But is there any truth to this belief, or is it just a pregnancy myth? In this post, we’ll take a closer look at the relationship between stress and miscarriage and separate fact from fiction.
The Nature of Stress during Pregnancy
First and foremost, it’s important to understand that stress is a natural part of life. As much as we would like to avoid it, we will inevitably encounter stressful situations at some point in our lives.
This is especially true during pregnancy when there are so many new and challenging experiences to navigate. Fortunately, the human body is equipped to handle stress, and it’s not necessarily harmful to a developing baby.
Stress and Miscarriage: Exploring the Connection
While some studies do suggest that chronic or severe stress may increase the risk of miscarriage, most women who experience stress during pregnancy go on to have healthy, full-term pregnancies.
It’s also important to note that there is no one-size-fits-all answer when it comes to stress and miscarriage. Every woman is different, and every pregnancy is unique.
Considerations for Maternal Health and Stress during Pregnancy
One thing that is worth considering is the potential impact of stress on a woman’s overall health during pregnancy. Stress can have a negative impact on immune function, sleep patterns, and other important bodily functions.
It’s important for expectant mothers to prioritize self-care and stress management during pregnancy, not only for their own well-being but for the health and development of their baby.
Managing Stress during Pregnancy: The Role of Exercise and Other Strategies
One of the best ways to manage stress during pregnancy is through regular exercise.

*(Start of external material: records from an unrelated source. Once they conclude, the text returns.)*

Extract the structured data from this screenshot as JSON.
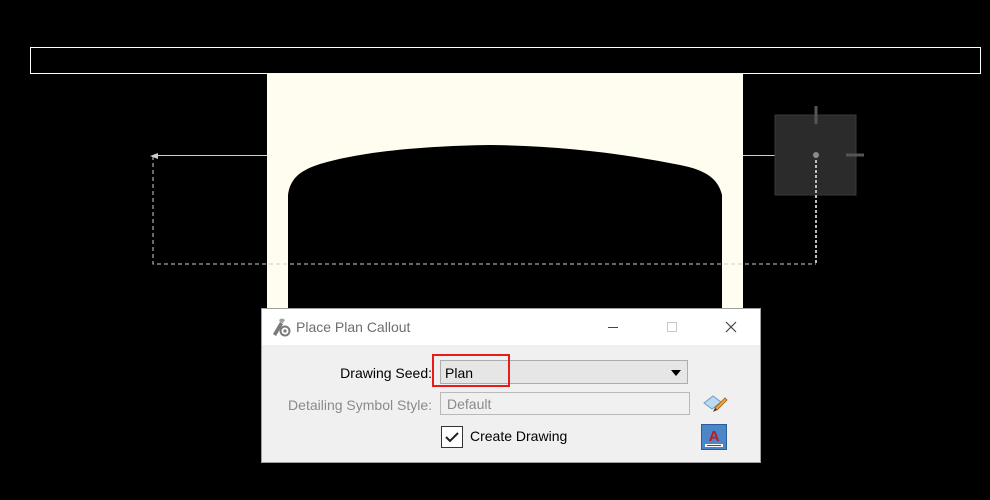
{
  "dialog": {
    "title": "Place Plan Callout",
    "seed_label": "Drawing Seed:",
    "seed_value": "Plan",
    "style_label": "Detailing Symbol Style:",
    "style_value": "Default",
    "create_drawing_label": "Create Drawing",
    "create_drawing_checked": true,
    "a_button_label": "A"
  },
  "icons": {
    "title": "tool-settings-icon",
    "minimize": "minimize-icon",
    "maximize": "maximize-icon",
    "close": "close-icon",
    "edit": "pencil-eraser-icon",
    "annotation": "text-annotation-icon"
  },
  "colors": {
    "canvas": "#000000",
    "wall_fill": "#fffdf0",
    "highlight": "#e81c1c",
    "accent_button": "#4a86c8"
  }
}
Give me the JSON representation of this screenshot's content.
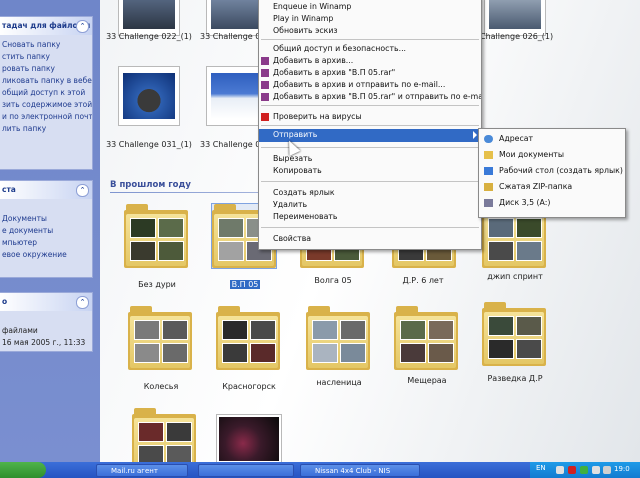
{
  "left_panel": {
    "box1": {
      "title": "тадач для файлов и папок",
      "items": [
        "Сновать папку",
        "стить папку",
        "ровать папку",
        "ликовать папку в вебе",
        "общий доступ к этой",
        "",
        "зить содержимое этой",
        "и по электронной почте",
        "лить папку"
      ]
    },
    "box2": {
      "title": "ста",
      "items": [
        "Документы",
        "е документы",
        "мпьютер",
        "евое окружение"
      ]
    },
    "box3": {
      "title": "о",
      "items": [
        "файлами",
        "16 мая 2005 г., 11:33"
      ]
    }
  },
  "top_thumbnails": [
    {
      "caption": "33 Challenge 022_(1)"
    },
    {
      "caption": "33 Challenge 0"
    },
    {
      "caption": "Challenge 026_(1)"
    },
    {
      "caption": "33 Challenge 031_(1)"
    },
    {
      "caption": "33 Challenge 03"
    }
  ],
  "section_title": "В прошлом году",
  "folders": [
    {
      "name": "Без дури"
    },
    {
      "name": "В.П 05"
    },
    {
      "name": "Волга 05"
    },
    {
      "name": "Д.Р. 6 лет"
    },
    {
      "name": "джип спринт"
    },
    {
      "name": "Колесья"
    },
    {
      "name": "Красногорск"
    },
    {
      "name": "насленица"
    },
    {
      "name": "Мещераа"
    },
    {
      "name": "Разведка Д.Р"
    }
  ],
  "context_menu": {
    "items": [
      "Enqueue in Winamp",
      "Play in Winamp",
      "Обновить эскиз",
      "Общий доступ и безопасность...",
      "Добавить в архив...",
      "Добавить в архив \"В.П 05.rar\"",
      "Добавить в архив и отправить по e-mail...",
      "Добавить в архив \"В.П 05.rar\" и отправить по e-mail",
      "Проверить на вирусы",
      "Отправить",
      "Вырезать",
      "Копировать",
      "Создать ярлык",
      "Удалить",
      "Переименовать",
      "Свойства"
    ]
  },
  "submenu": {
    "items": [
      "Адресат",
      "Мои документы",
      "Рабочий стол (создать ярлык)",
      "Сжатая ZIP-папка",
      "Диск 3,5 (A:)"
    ]
  },
  "taskbar": {
    "tasks": [
      "Mail.ru агент",
      "",
      "Nissan 4x4 Club - NIS"
    ],
    "lang": "EN",
    "clock": "19:0"
  },
  "colors": {
    "selection": "#316ac5",
    "panel_blue": "#7a8fd0",
    "folder_yellow": "#e4c765"
  }
}
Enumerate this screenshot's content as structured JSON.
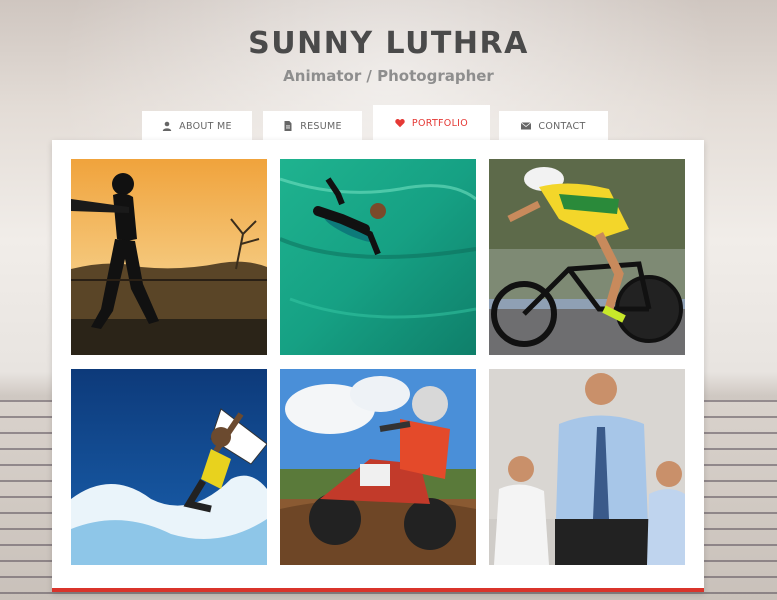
{
  "header": {
    "name": "SUNNY LUTHRA",
    "role": "Animator / Photographer"
  },
  "tabs": [
    {
      "label": "ABOUT ME",
      "icon": "user-icon",
      "active": false
    },
    {
      "label": "RESUME",
      "icon": "document-icon",
      "active": false
    },
    {
      "label": "PORTFOLIO",
      "icon": "heart-icon",
      "active": true
    },
    {
      "label": "CONTACT",
      "icon": "envelope-icon",
      "active": false
    }
  ],
  "portfolio": {
    "items": [
      {
        "subject": "cricket-batsman-silhouette"
      },
      {
        "subject": "bodyboarder"
      },
      {
        "subject": "road-cyclist"
      },
      {
        "subject": "surfer"
      },
      {
        "subject": "motocross-rider"
      },
      {
        "subject": "business-team"
      }
    ]
  },
  "colors": {
    "accent": "#e53935",
    "card_border": "#d9342b",
    "title": "#4a4a4a",
    "subtitle": "#8e8e8e"
  }
}
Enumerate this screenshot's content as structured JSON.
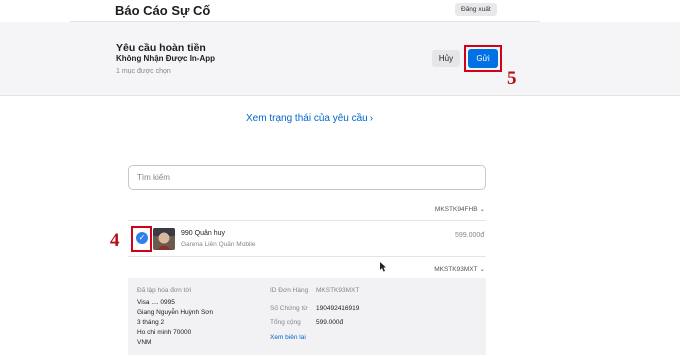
{
  "topbar": {
    "title": "Báo Cáo Sự Cố",
    "signout_label": "Đăng xuất"
  },
  "request": {
    "title": "Yêu cầu hoàn tiền",
    "subtitle": "Không Nhận Được In-App",
    "selected_count": "1 mục được chọn",
    "cancel_label": "Hủy",
    "send_label": "Gửi"
  },
  "annotations": {
    "step5": "5",
    "step4": "4"
  },
  "status_link": {
    "label": "Xem trạng thái của yêu cầu",
    "chevron": "›"
  },
  "search": {
    "placeholder": "Tìm kiếm"
  },
  "orders": [
    {
      "id_label": "MKSTK94FHB",
      "chevron": "⌄",
      "item": {
        "name": "990 Quân huy",
        "app": "Garena Liên Quân Mobile",
        "price": "599.000đ",
        "checked": true
      }
    },
    {
      "id_label": "MKSTK93MXT",
      "chevron": "⌄"
    }
  ],
  "details": {
    "billed_label": "Đã lập hóa đơn tới",
    "address_lines": [
      "Visa .... 0995",
      "Giang Nguyễn Huỳnh Sơn",
      "3 tháng 2",
      "Ho chi minh 70000",
      "VNM"
    ],
    "order_id_label": "ID Đơn Hàng",
    "order_id_value": "MKSTK93MXT",
    "doc_label": "Số Chứng từ",
    "doc_value": "190492416919",
    "total_label": "Tổng cộng",
    "total_value": "599.000đ",
    "receipt_link": "Xem biên lai"
  },
  "colors": {
    "accent": "#0071e3",
    "link": "#0066cc",
    "highlight": "#d0021b",
    "check": "#2f80ed"
  }
}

Exercise not only helps to reduce stress, but it can also improve mood, promote healthy weight gain, and reduce the risk of pregnancy complications.
Other stress-reducing strategies might include deep breathing exercises, yoga, meditation, or simply taking time to relax and unwind.
In conclusion, stress is a natural part of life and pregnancy, but it doesn’t necessarily have to be a cause for concern. While there is some evidence to suggest that chronic or severe stress may increase the risk of miscarriage, most women who experience stress during pregnancy go on to have healthy, full-term pregnancies.
The key is to prioritize self-care and stress management during pregnancy, and to seek support and guidance from a healthcare provider if needed. By taking care of ourselves and our growing babies, we can navigate the ups and downs of pregnancy with greater ease and confidence.